Roussel scored the tie-breaking goal on the next shift, and only 22 seconds after Andrew Cogliano‘s second goal for Anaheim had tied the season opener early in the third period, and Dallas went on to a 4-2 victory over the Ducks on Thursday night.
“Rous made a good yell, I knew he was backdoor, and I just whacked it over there, and he’s a guy that’s going to work hard for that puck,” Cracknell said. “And he puts it in … and we get that lead right back.”
Cracknell later scored a goal that included a secondary assist from Roussel on the Stars’ third line.

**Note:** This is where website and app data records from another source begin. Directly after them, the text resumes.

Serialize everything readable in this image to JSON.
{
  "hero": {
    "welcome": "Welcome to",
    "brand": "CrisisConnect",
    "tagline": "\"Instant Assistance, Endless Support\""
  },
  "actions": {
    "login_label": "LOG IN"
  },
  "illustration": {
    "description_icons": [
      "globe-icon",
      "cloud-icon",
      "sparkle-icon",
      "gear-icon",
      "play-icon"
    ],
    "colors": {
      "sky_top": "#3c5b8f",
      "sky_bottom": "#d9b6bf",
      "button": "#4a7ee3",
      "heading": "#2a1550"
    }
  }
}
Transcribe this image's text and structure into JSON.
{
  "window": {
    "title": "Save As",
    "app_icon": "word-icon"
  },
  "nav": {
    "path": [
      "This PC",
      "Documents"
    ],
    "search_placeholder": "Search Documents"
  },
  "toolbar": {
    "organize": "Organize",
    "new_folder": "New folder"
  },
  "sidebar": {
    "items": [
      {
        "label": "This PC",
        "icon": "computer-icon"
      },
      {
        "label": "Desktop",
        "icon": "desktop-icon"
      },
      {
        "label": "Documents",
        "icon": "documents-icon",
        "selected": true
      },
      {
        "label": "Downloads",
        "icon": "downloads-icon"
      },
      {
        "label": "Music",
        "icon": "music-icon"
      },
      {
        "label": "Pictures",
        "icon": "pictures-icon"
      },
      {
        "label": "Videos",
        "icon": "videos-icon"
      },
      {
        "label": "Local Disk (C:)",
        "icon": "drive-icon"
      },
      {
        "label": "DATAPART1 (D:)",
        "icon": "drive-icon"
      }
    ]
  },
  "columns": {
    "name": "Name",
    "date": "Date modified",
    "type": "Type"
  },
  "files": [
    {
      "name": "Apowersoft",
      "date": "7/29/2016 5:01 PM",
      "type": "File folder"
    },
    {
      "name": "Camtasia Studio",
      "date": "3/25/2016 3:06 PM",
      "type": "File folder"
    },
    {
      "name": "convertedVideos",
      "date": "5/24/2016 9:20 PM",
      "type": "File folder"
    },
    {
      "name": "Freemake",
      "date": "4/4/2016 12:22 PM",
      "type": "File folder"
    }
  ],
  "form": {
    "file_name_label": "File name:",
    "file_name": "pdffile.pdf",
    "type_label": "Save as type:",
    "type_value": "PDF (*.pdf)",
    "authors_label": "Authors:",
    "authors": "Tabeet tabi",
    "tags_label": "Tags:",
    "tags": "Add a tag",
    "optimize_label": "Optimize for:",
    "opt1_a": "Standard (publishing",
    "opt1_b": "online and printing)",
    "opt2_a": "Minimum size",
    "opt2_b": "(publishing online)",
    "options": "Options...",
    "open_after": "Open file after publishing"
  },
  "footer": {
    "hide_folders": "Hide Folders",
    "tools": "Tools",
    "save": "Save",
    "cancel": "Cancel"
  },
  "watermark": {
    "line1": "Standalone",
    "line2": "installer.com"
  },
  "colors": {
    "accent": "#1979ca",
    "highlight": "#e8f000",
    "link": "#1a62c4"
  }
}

“If you look at the scoresheet tonight, it was some of their foot soldiers,” Anaheim coach Randy Carlyle said.
“Antti was excellent,” coach Lindy Ruff said. “That first period, we had some bad decisions, gave up some odd-numbered rushes, made some uncommon bad decisions, gave up three 2-on-1s where he made real good saves.”
Anaheim finished the first period with a 17-1 shots-on-goal advantage, and spent eight minutes on the power play. But the game was tied 1-1 with Johns scoring on Dallas’ only shot before Cogliano had a short-handed goal.
“They came out flying. I think we were just a little too wound up, all pretty juiced up and excited,” Johns said. “In the second and third, we settled down and played our system and got back to the way we know how to play.”
Cogliano had a breakaway after an open-ice turnover by Jason Spezza, and scored on the rebound after his initial shot ricocheted off Niemi.
“I got lucky. … I kind of knew he wanted to go across the ice, I got a stick on it and made a shot and was able to pick up the rebound,” Cogliano said.
Ducks goalie John Gibson had 16 saves in the opener matching the Western Conference’s two defending division champions.
The Stars had a conference-high 109 points while winning the Central Division before losing in the second round of the playoffs to the St. Louis Blues. Anaheim was the Pacific Division champs, but went back to a familiar coach after being ousted in the first round by Nashville.
Carlyle, who led the Ducks to their only Stanley Cup title in 2007, replaced Bruce Boudreau nearly five years after being fired.
“They scored three goals right from in tight. So we were lax on that coverage. And we were 0-for-5 on our power play,” Carlyle said after his first game back. “These are the frustrating ones, when you work hard and you do the things that can give yourself a chance, and then you’re lax in the area where you can’t be lax.”